USST decided to forfeit their second turn as they continued to work on technical problems. The KC Space Pirates did makes some climbs on their second turn but continued to have difficulties and did not reach the top.

On the third day, each team had one more chance. USST was up first and despite the corrections that they had attempted, their system still could not climb to the top and they were done. LaserMotive decided to take a risk on their final attempt. They stripped structural weight from “Otis” (from 5.22 kg to 4.34 kg), leaving the delicate solar panels more exposed to potential damage during takeoff and recovery. They hoped to exceed the 5 meters/sec speed and they might possibly have done that except for one technical glitch. The climber starts off sitting on a bumper that is clamped to the lower end of the cable. The LaserMotive climber got stuck to the bumper and when it began to climb it dragged the bumper with it for about 25 meters. Even with the added resistance the climber made progress and then shot away when it was free of the bumper. However, it did not make it to the top.

The KC Space Pirates had the last operating window of the competition and began with high expectations. They first tried with “MaryAnn’ and had climbs of several minutes but did not reach the top. Then they switched climbers to a model called “Skipper” which made a long climb of about 12 minutes duration but at a fairly slow rate and their attempt again ended about 50 meters short of the top.

Ben Shelef of the Spaceward Foundation said, “I have watched these teams steadily improve their designs since we began the challenge in 2005 and the sophistication of the systems that they demonstrated this week is impressive by any standard.”

The previous Power Beaming competition in 2007 had been conducted with a crane supporting a 100-meter high cable and no team was able to reach that much lower target in the required time. So the performance of all of the teams this year was a major step forward. The challenge requirements were far more demanding and the operating environment was far more complex. The teams and the Spaceward crew had to contend with helicopter operating times limited by refueling needs, laser operating windows constrained by satellite passages and unpredictable holds dictated by unrelated airfield operations, not to mention desert winds and shorter periods of daylight. The support and coordination provided by the NASA Dryden Flight Research Center personnel was essential to operational success.

A vertical “racetrack” was created for the competition by suspending a cable from a helicopter flying 1,300 meters (4,300 feet) overhead. This arrangement, along with the high-power laser systems provided a unique and unprecedented testing environment. According to Centennial Challenge program manager, Andrew Petro, “The kilometer-high vertical cable system established for this competition was something that had never been done before and it is a remarkable accomplishment in itself. The Spaceward Foundation and their partners along with our hosts at NASA Dryden deserve a lot of credit for their creativity and determination.

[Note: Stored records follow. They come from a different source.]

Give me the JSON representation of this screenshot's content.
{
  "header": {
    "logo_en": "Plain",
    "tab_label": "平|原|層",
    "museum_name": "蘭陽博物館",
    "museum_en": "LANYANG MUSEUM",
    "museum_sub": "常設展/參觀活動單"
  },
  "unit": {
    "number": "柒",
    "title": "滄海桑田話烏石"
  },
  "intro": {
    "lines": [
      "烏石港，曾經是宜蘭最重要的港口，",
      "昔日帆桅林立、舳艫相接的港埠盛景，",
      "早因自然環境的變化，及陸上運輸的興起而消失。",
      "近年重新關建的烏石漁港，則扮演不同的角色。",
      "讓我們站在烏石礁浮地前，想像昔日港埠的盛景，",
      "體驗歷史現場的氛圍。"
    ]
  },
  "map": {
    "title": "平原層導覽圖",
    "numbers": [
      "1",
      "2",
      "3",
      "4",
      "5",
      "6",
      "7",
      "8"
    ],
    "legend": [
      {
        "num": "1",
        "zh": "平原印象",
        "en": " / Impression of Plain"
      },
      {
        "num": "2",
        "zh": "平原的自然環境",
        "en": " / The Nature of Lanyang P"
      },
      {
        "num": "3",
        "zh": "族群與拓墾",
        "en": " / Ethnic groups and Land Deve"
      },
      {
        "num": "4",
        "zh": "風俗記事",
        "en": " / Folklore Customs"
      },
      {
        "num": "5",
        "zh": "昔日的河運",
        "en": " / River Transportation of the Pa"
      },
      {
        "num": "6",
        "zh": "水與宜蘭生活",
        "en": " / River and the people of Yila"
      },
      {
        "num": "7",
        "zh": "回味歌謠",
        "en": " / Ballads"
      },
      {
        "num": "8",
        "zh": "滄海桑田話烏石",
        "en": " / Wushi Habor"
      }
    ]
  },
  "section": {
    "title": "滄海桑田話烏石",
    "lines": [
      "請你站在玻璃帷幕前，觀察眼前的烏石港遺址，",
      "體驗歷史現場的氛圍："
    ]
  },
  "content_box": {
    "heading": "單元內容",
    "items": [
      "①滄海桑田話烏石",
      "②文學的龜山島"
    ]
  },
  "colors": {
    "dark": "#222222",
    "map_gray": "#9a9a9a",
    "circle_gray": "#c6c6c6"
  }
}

The precise flying was the work of pilot Doug Uttecht, in an MD-530FF from Northwest Helicopter of Olympia, Washington. Keith Mackey, an aviation consultant from Ocala, Florida developed the navigation techniques and provided guidance from the ground via radio. Ensuring that the cable did not snag and that each climber was picked up and deposited back to Earth gently was the job of the “Tetherman”, Michael Keating. Michael is a Spaceward Foundation volunteer and a high school physics teacher in Pasadena, California. Doug, Keith and Michael performed flawlessly and no climbers were damaged during numerous launches and recoveries.

The Power Beaming Challenge is one of six Centennial Challenges managed by NASA's Innovative Partnership Program. NASA's Centennial Challenges program's goals are to drive progress in aerospace technology that is of value to NASA's missions; encourage participation by independent inventors, student groups and private companies of all sizes in aerospace research and development; and find innovative solutions to technical challenges through competition and cooperation.

Official results of the Power Beaming Challenge, as well as video and photography, are available at: http://www.nasa.gov/offices/ipp/innovation_incubator/cc_home.html